Furthermore, the continuing, steady rate of killings and injuries suggests a criminal lack of willingness to do anything about it. Writing in the April 6th edition of the Sunday Herald (UK) Robert Tait notes that “In all, 17 Palestinians have been killed since the beginning of the Iraq war, including six children and an elderly man.” (War provides cover for a fresh Israeli crackdown, Robert Tait, Sunday Herald, 6 April 2003).
For those of us who have lived as eyewitnesses in the West Bank or Gaza Strip, it is not news that Israeli troops regularly shoot at people without there being any genuine clashes or any legitimate threat to the soldier that would necessitate self defence. This fact is well documented by numerous human rights groups on the ground. It is also one of the expected consequences of maintaining a military occupation of a civilian population for over one-third of a century — the dehumanisation of the occupied people by the occupying army.

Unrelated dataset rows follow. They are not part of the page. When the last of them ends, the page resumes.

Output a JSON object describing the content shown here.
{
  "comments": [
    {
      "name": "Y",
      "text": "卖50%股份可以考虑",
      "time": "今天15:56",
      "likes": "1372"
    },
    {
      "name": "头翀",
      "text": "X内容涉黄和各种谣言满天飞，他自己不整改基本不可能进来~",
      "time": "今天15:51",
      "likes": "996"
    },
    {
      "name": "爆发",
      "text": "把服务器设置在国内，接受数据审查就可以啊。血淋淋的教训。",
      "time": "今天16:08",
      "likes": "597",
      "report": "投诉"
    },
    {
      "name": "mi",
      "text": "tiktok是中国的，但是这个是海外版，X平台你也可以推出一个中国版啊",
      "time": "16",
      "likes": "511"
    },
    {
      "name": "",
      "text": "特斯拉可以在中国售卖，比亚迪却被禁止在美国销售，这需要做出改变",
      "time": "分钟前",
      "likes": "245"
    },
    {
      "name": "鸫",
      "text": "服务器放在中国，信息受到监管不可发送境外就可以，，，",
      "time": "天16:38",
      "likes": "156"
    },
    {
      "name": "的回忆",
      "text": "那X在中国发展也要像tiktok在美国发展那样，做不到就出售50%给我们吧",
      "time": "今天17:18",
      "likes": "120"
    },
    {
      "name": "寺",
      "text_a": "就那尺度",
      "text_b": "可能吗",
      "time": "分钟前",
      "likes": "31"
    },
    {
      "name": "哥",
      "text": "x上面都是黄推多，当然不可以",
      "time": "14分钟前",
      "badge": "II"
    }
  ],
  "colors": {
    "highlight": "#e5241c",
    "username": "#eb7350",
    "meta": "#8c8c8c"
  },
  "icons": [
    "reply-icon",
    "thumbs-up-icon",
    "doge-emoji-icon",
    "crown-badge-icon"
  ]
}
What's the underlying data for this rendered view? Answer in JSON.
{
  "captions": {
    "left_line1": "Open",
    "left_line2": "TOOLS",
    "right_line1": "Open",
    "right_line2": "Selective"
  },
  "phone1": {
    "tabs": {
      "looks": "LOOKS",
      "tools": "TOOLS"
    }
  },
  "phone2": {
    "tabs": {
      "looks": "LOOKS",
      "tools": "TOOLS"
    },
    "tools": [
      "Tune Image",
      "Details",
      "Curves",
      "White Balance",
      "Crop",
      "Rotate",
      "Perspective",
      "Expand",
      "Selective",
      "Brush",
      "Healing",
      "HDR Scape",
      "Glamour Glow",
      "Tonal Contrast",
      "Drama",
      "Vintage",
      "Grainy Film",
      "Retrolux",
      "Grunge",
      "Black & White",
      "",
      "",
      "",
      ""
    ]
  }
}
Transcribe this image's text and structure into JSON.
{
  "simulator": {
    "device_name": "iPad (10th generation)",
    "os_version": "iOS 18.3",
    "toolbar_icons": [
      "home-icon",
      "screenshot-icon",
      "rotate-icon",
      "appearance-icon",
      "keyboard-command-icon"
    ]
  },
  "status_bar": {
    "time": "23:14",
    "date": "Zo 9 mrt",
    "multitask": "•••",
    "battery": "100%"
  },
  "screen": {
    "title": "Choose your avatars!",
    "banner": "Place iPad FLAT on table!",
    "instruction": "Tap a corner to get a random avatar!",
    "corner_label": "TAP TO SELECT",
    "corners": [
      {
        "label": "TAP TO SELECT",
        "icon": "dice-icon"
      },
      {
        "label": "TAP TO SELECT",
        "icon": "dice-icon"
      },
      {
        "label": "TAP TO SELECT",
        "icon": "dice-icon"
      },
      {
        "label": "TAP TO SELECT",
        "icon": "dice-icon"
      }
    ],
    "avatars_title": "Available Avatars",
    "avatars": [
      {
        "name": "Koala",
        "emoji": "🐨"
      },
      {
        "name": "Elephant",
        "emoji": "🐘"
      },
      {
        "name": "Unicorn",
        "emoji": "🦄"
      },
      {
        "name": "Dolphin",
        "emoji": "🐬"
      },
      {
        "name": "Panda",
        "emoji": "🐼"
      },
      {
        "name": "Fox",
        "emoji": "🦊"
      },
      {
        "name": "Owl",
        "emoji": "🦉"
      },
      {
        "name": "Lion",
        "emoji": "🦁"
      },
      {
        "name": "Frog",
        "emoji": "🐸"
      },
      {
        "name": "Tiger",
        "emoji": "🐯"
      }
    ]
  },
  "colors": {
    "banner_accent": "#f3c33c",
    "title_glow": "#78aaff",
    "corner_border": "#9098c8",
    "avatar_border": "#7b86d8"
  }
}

During the Intifada, we have observed that internationals have been increasingly targeted by the Israeli army. Most recently, on 16 March 2003, American ISM activist Rachel Corrie was crushed by an Israeli bulldozer in Rafah, Gaza, while attempting to protect the home of a Palestinian medical doctor from being demolished. Israel claimed that the bulldozer had limited visibility from the cabin.
Eyewitnesses stated that the bulldozer crew was aware of Corrie as she and other activists had been blocking its path repeatedly for a period of two hours, were well marked, and that Corrie had been at eye level with the cabin at the time of the incident. Most shockingly they reported that, following the incident, none of the Israeli troops nearby offered any assistance to the crushed activists. Neither did the Israeli army offer any help to Brian Avery. On these points, all eyewitnesses agree.
Similar to the Brian Avery shooting, on 22 November 2002 ISM activist and Irish national Caoimhe Butterly was shot in the leg in Jenin. Again, it was Palestinians who took her to the hospital.
This targeting is not limited to peace activists. On the same day as Butterly was shot, Israeli troops shot and killed British national Iain Hook, the Jenin project manager of the United Nations Relief and Works Agency. Israel claimed that one of its soldiers, whose automatic rifle would of course be equipped with telescopic sights, ‘mistook’ Hook’s mobile phone for ‘a gun’.
German doctor Harald Fischer and Italian cameraman Rafaeli Ciriello were both also killed by Israeli gunfire during the Intifada. Several others internationals have been injured by Israeli fire.
When will we realise that there can’t be this many “accidents”?
Nigel Parry, 5 April 2003.
Nigel Parry is one of the founders of the Electronic Intifada. Michael Brown contributed to the editing of this article. Last updated: 23 December 2003.
1. Total number of Palestinian deaths and injuries in West Bank & Gaza from 29 September 2000 to 4 April 2003. Source: Palestinian Red Crescent Society.